[Task objective]: Among the entries, which lines carry the string "List"? Copy each of them.

(Excerpts from an interface dataset)
[Start of section]

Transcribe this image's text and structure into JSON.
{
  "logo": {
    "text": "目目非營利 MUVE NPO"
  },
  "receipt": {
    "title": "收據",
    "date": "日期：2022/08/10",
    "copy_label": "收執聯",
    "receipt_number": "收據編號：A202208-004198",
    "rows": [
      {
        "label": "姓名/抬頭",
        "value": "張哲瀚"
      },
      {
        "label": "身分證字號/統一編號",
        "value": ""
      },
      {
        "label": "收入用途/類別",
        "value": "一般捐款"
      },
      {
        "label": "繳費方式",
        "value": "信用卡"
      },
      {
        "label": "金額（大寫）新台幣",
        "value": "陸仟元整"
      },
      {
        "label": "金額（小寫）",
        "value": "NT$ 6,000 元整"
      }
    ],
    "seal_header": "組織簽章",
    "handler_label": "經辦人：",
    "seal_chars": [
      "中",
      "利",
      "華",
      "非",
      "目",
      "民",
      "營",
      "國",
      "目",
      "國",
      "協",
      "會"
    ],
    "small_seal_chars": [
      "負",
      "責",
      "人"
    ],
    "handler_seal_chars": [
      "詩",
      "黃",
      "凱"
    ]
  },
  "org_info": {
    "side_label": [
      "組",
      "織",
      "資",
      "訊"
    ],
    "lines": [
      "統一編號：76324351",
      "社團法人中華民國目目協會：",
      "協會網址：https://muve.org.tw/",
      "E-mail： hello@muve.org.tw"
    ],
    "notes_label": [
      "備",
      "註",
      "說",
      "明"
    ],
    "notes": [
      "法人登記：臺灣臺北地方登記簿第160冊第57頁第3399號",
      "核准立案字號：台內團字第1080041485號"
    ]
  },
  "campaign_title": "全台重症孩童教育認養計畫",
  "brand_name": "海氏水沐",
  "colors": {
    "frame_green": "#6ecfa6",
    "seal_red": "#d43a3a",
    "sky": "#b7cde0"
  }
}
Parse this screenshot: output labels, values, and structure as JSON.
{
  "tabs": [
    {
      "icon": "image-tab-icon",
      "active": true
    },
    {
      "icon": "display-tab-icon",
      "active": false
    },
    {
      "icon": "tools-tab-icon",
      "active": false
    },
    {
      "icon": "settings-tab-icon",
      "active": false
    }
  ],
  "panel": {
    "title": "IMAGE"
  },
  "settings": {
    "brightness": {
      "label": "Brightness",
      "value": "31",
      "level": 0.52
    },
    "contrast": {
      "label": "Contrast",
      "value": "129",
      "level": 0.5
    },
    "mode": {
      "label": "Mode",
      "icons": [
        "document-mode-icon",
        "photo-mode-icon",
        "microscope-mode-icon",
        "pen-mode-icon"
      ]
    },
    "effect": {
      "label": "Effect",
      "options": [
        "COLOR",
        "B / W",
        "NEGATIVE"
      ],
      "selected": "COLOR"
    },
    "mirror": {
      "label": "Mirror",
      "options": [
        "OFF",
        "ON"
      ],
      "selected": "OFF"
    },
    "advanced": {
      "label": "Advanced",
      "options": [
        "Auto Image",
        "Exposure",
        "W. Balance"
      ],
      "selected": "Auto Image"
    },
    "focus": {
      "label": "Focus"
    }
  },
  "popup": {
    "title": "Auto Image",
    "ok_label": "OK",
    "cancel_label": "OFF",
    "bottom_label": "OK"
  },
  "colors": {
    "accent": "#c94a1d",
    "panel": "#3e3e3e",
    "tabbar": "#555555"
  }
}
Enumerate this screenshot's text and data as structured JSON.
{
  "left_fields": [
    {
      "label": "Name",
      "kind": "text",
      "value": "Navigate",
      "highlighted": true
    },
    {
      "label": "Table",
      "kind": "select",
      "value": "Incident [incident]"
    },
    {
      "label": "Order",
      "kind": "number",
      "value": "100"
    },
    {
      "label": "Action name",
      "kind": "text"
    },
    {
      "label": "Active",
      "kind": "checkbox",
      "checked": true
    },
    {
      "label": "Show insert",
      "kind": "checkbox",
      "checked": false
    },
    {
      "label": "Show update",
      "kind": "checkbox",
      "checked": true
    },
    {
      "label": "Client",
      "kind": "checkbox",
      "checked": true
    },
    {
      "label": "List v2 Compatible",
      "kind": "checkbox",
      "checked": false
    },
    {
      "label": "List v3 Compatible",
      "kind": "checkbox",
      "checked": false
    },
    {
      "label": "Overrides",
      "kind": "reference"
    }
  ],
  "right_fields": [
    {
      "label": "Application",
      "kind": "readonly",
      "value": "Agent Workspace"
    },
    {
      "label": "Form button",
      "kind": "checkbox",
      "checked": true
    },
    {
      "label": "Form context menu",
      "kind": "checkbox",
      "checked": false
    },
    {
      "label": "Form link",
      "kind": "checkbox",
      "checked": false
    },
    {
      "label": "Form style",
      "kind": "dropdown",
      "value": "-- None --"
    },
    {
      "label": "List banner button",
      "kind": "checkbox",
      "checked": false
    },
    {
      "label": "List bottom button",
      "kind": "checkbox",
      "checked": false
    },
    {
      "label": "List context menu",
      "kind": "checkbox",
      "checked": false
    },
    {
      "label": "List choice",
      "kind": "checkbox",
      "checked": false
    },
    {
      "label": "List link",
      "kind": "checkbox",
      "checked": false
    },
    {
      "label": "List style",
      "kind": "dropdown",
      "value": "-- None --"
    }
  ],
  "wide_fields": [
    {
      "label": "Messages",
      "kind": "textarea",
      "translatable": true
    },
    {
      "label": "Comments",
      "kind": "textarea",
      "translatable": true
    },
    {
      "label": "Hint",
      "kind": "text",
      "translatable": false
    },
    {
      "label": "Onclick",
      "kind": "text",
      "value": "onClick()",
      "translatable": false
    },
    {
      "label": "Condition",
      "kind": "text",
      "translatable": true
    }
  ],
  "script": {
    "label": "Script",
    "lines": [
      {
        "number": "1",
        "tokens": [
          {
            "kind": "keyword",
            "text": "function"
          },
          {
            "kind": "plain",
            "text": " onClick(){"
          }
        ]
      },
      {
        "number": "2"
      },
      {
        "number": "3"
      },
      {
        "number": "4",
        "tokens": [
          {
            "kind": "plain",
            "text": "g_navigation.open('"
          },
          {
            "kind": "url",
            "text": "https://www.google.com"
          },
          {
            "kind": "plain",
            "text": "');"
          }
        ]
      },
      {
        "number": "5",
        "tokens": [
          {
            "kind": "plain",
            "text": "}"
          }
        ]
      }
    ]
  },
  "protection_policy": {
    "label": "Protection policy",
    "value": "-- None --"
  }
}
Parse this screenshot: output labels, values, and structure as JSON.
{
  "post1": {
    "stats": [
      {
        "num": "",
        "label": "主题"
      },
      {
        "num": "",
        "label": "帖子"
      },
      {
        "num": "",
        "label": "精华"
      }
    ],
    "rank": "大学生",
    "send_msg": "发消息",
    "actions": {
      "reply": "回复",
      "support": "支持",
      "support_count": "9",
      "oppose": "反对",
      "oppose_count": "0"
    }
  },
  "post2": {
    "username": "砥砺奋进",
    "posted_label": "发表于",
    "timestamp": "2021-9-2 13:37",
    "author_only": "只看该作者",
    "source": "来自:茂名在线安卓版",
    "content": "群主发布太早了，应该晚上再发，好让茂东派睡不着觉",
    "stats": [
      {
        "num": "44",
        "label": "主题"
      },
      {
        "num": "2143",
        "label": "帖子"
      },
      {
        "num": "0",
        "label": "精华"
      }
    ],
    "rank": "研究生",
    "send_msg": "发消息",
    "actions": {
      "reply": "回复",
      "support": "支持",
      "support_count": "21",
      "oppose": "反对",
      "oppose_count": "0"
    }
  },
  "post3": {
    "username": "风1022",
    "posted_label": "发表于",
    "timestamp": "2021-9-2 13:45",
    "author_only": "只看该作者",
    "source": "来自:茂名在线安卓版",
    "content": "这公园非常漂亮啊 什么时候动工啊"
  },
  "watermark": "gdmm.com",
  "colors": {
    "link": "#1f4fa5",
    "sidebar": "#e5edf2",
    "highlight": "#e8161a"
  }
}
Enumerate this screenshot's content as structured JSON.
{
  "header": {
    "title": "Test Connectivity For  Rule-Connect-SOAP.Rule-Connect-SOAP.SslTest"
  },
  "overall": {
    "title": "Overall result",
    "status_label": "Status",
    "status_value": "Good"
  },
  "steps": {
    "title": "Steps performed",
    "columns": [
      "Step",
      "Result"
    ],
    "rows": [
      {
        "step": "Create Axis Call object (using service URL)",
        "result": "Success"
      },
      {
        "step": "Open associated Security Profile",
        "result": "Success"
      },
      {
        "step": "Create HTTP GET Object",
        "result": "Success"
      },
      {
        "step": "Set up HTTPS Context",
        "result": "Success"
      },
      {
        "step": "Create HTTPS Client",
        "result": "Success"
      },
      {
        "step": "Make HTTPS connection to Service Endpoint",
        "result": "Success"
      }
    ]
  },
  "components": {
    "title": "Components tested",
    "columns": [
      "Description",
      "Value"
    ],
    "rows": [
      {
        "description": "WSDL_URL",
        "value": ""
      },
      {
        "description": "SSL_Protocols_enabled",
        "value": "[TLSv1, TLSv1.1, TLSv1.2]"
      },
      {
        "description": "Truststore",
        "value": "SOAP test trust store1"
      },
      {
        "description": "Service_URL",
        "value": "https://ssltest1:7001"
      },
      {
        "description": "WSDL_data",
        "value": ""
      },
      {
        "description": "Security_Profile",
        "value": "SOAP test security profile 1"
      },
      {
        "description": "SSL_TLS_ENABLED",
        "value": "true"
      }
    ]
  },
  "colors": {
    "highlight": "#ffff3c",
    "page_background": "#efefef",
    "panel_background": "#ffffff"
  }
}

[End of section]

[Answer to the problem]:
      "label": "List v2 Compatible",
      "label": "List v3 Compatible",
      "label": "List banner button",
      "label": "List bottom button",
      "label": "List context menu",
      "label": "List choice",
      "label": "List link",
      "label": "List style",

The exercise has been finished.